his face with a third towel as he walked out of the bathroom.
He decided to wear a blue shirt, blue pants, and blue socks to try to camouflage his blueness. Vincent hoped that people would
think it was his blue clothes casting a blue reflection that made him seem so blue. But when he looked into his dresser mirror
and saw the Wigman chief staring back at him, he realized that this was going to be the longest day of his life.
Anna was sitting at the table eating a
bowl of cereal when Vincent walked into the kitchen.
“Mom! Mom! Vincent is
!” obnoxious Anna said. Vincent’s stepmother was standing at the sink with her back to Vincent. While the world may be full
of wonderful, kind, caring stepmothers, unfortunately for Vincent, Vibs, his new stepmother, was not one of them. Vibs was
nice enough to Vincent when Vincent’s father was around, but this morning Vincent’s dad was in Minneapolis on a job interview,
and that meant that Vincent was likely to get the full force of her awfulness.
In fact, Vincent’s dad was actually in Minneapolis on his second interview at the Minneapolis Institute of Arts. Vincent was
terrified that his dad might get the job. Then they would have to leave New York—and his inventions.
On a normal day, that thought would have occupied his mind, but on this particular blue Monday, Vincent was more afraid of
what Vibs would do when she turned around to find the great Huli Wigman chief in her kitchen. But she didn’t turn around.
“Why are you blue this morning, Vincent?” she asked.
“I don’t know,” Vincent answered.
“No, Mom. I mean he
blue,” Anna insisted.
“We all get a little blue from time to time, Anna. Now be quiet and eat your breakfast,” Vibs said.
Gwen walked in and sat down next to Vincent. The noise from her headphones drowned out the awful sound of Anna chomping away
on her cereal.
“VANCE, WOULD YOU PLEASE PASS THE MILK?” Gwen said. Vincent passed the milk. Gwen didn’t notice he was blue.
Maybe this isn’t going to be so bad after all
, Vincent thought to himself.
But that thought was interrupted by a scream.
“WHAT DID YOU DO NOW?” Vibs yelled. “Is this some kind of joke? Do you think this is funny? Are you trying to hurt me? IS

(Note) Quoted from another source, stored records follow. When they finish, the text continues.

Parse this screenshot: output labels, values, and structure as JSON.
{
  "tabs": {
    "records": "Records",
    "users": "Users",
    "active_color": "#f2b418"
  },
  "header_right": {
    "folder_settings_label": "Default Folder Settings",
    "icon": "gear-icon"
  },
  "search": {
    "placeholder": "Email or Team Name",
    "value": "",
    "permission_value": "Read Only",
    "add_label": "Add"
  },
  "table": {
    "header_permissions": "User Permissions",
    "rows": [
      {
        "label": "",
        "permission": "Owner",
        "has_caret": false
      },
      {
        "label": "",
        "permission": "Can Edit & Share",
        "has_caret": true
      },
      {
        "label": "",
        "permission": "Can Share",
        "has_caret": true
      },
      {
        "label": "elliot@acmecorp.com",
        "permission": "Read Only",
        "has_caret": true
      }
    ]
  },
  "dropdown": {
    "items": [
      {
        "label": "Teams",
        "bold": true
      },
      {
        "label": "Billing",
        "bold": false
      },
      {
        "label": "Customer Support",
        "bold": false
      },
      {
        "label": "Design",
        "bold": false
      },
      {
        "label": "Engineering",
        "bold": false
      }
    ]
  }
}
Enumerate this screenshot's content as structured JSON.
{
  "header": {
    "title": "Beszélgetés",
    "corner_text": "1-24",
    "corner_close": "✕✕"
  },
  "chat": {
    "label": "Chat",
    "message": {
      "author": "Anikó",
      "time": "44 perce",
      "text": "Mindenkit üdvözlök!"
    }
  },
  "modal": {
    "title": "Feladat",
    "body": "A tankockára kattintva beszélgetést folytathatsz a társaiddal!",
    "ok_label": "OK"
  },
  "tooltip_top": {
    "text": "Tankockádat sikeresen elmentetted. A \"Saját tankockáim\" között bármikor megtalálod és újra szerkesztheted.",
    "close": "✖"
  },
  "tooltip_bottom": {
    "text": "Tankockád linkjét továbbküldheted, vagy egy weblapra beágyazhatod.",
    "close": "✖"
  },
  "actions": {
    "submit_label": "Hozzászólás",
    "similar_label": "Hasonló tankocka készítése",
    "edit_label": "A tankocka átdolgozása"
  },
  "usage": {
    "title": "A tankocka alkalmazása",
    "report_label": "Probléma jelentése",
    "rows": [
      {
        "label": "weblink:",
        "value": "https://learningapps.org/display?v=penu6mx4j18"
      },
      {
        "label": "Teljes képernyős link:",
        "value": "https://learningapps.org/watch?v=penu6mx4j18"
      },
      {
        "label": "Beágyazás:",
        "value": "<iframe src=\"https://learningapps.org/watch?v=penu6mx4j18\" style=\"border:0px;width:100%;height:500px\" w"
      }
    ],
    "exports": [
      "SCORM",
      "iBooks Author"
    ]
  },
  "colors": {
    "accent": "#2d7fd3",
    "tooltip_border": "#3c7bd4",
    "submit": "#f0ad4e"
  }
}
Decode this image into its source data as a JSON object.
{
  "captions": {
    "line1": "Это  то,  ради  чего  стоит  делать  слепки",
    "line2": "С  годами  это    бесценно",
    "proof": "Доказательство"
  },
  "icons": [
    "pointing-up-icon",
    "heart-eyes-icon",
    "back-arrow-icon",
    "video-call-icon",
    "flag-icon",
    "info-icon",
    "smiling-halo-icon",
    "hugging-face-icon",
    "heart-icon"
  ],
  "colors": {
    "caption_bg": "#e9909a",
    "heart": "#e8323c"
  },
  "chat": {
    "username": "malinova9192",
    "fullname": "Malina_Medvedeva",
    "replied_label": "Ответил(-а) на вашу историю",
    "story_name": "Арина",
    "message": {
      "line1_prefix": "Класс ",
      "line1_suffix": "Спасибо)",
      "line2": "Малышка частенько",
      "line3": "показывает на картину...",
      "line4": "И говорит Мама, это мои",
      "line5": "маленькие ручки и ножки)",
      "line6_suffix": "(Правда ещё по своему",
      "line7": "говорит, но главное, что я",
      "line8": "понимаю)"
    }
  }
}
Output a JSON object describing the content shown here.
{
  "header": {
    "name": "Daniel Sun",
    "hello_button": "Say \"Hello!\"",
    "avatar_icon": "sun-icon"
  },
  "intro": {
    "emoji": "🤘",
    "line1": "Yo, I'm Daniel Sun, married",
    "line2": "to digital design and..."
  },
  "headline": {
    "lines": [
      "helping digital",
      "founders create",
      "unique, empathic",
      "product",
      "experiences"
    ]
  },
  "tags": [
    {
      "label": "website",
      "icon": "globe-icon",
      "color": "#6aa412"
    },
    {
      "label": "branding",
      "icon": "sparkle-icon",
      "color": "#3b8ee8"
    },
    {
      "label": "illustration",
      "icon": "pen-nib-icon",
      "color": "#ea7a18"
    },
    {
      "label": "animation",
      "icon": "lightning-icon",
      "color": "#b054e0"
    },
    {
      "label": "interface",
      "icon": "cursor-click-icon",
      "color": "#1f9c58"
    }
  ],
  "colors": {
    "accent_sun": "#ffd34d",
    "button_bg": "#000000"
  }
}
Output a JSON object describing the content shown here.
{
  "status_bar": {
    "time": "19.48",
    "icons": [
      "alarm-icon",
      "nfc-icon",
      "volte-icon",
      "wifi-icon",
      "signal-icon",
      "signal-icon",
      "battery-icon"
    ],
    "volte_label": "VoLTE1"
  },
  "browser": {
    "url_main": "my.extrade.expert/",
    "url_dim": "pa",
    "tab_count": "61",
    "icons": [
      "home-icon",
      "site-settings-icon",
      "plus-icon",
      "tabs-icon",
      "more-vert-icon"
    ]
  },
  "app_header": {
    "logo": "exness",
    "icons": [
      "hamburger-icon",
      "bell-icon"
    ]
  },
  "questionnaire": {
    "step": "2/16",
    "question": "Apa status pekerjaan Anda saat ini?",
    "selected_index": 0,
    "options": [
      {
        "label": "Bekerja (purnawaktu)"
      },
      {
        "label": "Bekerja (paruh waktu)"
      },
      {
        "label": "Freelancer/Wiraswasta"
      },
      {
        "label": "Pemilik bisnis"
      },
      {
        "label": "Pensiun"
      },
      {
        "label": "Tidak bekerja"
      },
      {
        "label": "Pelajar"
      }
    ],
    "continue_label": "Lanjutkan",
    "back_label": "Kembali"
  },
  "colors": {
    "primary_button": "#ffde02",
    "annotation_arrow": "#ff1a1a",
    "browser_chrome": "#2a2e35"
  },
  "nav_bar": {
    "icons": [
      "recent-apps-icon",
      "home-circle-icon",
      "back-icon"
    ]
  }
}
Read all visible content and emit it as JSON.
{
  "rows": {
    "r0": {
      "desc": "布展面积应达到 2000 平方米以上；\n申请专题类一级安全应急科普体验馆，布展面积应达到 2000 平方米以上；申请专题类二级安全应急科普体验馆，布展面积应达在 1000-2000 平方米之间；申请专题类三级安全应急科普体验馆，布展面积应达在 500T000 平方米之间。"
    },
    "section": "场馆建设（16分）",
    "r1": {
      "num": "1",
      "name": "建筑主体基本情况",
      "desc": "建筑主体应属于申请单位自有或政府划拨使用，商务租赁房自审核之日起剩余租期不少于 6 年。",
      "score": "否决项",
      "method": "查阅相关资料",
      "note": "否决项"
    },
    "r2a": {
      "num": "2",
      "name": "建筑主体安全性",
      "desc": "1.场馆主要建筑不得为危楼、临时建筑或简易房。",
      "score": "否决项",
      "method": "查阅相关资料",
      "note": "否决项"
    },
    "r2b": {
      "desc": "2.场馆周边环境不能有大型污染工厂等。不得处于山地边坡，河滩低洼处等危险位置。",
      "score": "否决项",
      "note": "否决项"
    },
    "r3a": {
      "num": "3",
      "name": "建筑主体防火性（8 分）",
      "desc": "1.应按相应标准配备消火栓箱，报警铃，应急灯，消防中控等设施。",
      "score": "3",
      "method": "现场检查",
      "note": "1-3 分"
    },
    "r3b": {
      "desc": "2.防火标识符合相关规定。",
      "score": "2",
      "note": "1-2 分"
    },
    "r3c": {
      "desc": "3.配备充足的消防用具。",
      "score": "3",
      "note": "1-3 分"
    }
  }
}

THAT IT? YOU WANT TO HURT ME? Why do you always have to be so weird?”
Vincent could feel his eyes watering. No matter how hard he tried, he couldn’t stop from crying.
“Get upstairs and wash your face,” Vibs said as she pointed to the bathroom at the top of the stairs.
“I—” his voice cracked. “I already tried.”
“Well, try again!”
Vincent got up and walked out of the kitchen. He passed Stella on the stairs.
“Why so blue?” Stella said with a smile.
Vincent ignored her, walked up the stairs, and slammed his bedroom door behind him.
“What’s wrong with Vincent?” Stella asked her mom as she walked into the kitchen.
“I have no idea what’s wrong with that boy,” Vibs replied.
Vincent’s dad, Norton Shadow, had been
the assistant director at the Metropolitan Museum of Art for as long as Vincent could remember. Vincent was born in New York
City and his parents practically raised him at “the Met.” He loved the Met. Or at least he did until his mom died.
Vincent’s mother had been an artist. On weekends, she and Vincent would spend hours walking through the Met, looking at all
the wonderful paintings. In fact, that’s where Vincent learned to draw.
His mother taught him how to recreate works by Picasso, DalÍ, Escher, and Hopper. It had been years since anyone had seen
Vincent without a black Moleskine notebook. He carried one everywhere he went, but it was toy inventions, not art, that now
filled the pages of his notebooks.